- Problem details -
Every line with "Latitude" in it must be copied from the data.

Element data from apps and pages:
+-------+
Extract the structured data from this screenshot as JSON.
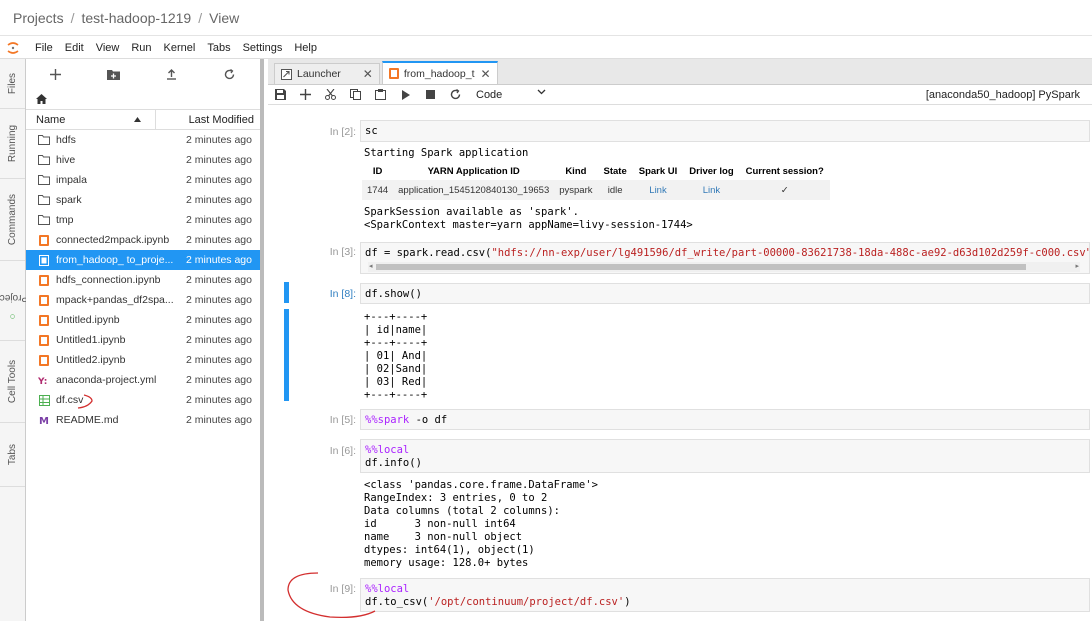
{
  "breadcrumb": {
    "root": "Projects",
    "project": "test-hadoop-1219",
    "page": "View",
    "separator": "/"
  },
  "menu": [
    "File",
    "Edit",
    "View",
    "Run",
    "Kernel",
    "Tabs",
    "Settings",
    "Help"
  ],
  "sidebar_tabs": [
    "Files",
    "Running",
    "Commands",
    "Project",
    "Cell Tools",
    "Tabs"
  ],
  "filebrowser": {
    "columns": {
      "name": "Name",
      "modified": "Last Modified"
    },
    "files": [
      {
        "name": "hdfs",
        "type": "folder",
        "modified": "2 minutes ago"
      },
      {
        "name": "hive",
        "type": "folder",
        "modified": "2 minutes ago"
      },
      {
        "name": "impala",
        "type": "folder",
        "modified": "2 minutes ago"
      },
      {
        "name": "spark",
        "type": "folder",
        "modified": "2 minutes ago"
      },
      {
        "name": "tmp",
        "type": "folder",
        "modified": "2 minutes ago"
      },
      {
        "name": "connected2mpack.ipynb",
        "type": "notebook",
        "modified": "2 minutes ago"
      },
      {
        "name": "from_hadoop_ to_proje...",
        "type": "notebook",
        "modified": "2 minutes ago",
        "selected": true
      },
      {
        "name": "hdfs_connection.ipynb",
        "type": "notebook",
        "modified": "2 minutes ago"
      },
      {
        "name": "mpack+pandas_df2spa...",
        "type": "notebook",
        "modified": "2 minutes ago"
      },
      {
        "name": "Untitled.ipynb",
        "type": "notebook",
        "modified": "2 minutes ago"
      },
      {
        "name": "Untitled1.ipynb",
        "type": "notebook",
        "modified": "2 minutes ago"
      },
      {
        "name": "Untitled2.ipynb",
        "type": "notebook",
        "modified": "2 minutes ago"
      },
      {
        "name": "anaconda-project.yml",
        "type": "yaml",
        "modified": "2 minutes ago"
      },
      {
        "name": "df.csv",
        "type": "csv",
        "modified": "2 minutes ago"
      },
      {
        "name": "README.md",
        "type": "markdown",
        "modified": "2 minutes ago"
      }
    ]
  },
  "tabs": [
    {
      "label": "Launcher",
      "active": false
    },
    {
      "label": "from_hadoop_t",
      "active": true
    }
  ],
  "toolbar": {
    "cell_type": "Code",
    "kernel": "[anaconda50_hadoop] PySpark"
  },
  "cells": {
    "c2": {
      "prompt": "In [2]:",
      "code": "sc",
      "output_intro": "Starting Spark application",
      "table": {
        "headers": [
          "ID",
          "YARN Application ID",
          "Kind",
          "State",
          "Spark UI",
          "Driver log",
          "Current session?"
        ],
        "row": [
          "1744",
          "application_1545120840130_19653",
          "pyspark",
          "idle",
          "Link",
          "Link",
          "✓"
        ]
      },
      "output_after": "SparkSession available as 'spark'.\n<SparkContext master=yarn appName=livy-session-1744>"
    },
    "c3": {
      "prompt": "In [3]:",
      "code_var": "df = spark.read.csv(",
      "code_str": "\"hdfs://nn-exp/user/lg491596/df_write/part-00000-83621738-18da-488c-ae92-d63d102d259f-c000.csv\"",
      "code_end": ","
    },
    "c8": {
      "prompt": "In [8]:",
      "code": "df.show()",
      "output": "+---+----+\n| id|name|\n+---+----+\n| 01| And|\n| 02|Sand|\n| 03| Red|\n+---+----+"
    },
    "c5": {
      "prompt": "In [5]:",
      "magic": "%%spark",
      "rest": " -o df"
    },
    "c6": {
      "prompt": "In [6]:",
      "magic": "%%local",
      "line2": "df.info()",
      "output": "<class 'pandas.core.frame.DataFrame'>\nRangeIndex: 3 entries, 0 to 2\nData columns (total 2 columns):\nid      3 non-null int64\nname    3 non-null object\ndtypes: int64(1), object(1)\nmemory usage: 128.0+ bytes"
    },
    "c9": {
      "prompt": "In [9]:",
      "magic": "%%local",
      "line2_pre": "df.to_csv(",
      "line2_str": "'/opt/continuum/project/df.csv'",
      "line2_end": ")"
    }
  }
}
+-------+
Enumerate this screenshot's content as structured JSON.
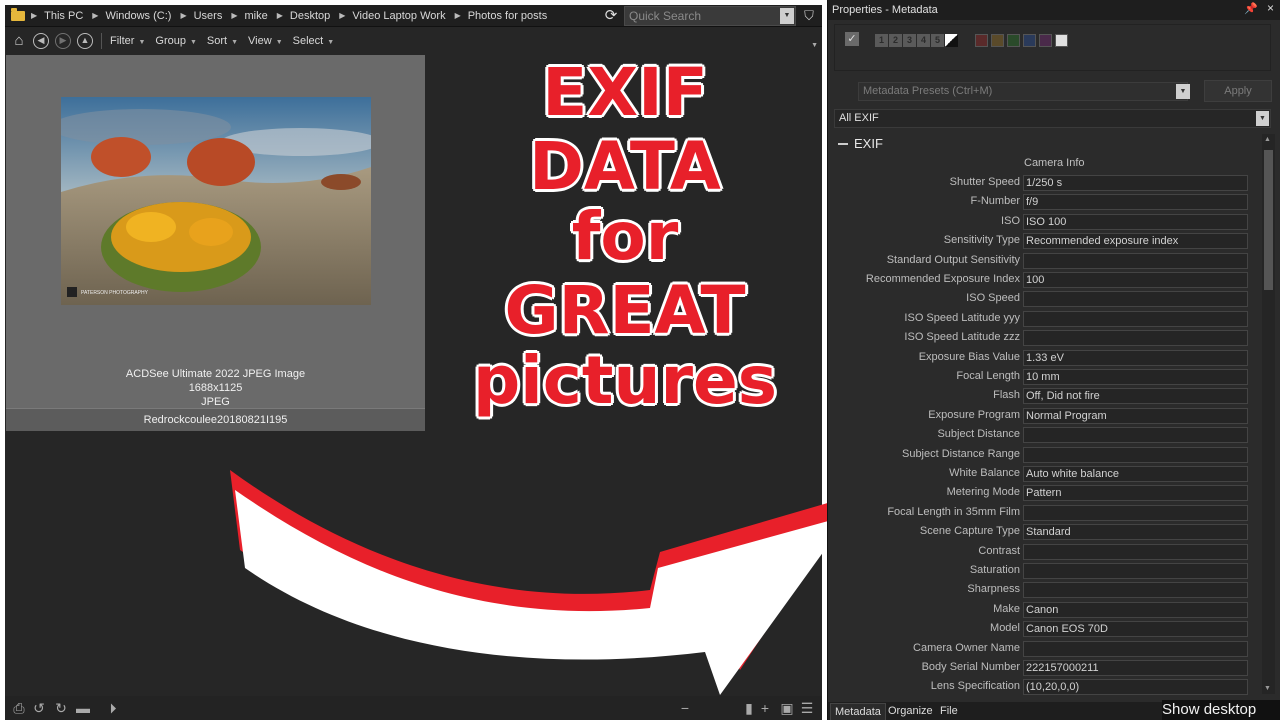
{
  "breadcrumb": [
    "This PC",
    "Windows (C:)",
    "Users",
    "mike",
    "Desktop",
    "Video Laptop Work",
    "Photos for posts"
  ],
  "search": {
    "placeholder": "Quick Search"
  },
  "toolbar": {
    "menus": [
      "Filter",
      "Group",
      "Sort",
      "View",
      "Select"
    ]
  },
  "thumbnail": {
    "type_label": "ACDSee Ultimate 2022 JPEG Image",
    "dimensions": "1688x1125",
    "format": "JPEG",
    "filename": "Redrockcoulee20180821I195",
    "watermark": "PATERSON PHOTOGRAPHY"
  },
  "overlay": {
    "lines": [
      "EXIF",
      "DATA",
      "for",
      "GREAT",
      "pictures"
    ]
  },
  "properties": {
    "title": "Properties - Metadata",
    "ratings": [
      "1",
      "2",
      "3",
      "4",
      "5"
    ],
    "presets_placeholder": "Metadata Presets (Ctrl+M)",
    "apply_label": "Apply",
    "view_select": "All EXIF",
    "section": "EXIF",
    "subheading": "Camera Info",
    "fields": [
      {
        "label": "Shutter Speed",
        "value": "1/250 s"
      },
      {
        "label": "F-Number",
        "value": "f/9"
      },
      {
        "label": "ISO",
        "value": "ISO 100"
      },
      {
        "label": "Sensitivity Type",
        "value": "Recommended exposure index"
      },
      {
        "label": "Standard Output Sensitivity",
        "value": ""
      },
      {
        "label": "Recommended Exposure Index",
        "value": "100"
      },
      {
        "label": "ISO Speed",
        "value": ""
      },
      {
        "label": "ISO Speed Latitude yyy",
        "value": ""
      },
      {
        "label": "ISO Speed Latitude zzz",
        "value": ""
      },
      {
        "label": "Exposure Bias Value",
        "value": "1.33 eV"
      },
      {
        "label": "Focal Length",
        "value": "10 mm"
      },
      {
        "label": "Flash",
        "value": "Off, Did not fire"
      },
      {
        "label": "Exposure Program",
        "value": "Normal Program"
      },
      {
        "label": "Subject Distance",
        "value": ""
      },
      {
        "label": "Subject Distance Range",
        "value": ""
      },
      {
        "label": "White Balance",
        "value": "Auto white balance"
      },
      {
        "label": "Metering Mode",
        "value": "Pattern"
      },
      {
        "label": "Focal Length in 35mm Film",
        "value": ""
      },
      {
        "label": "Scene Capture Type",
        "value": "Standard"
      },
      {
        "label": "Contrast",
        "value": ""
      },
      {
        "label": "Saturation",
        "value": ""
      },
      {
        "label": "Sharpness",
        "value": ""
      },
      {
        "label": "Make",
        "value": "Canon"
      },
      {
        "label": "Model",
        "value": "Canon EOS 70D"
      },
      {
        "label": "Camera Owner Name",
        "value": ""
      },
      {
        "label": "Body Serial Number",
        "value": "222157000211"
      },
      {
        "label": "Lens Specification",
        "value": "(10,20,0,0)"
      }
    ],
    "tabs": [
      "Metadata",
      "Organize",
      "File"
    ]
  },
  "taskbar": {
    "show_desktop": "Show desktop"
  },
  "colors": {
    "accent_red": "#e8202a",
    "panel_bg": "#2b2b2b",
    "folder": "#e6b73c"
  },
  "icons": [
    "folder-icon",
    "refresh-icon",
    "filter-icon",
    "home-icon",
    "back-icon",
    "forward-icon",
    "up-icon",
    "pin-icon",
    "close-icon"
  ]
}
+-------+
- Response -
        "label": "ISO Speed Latitude yyy",
        "label": "ISO Speed Latitude zzz",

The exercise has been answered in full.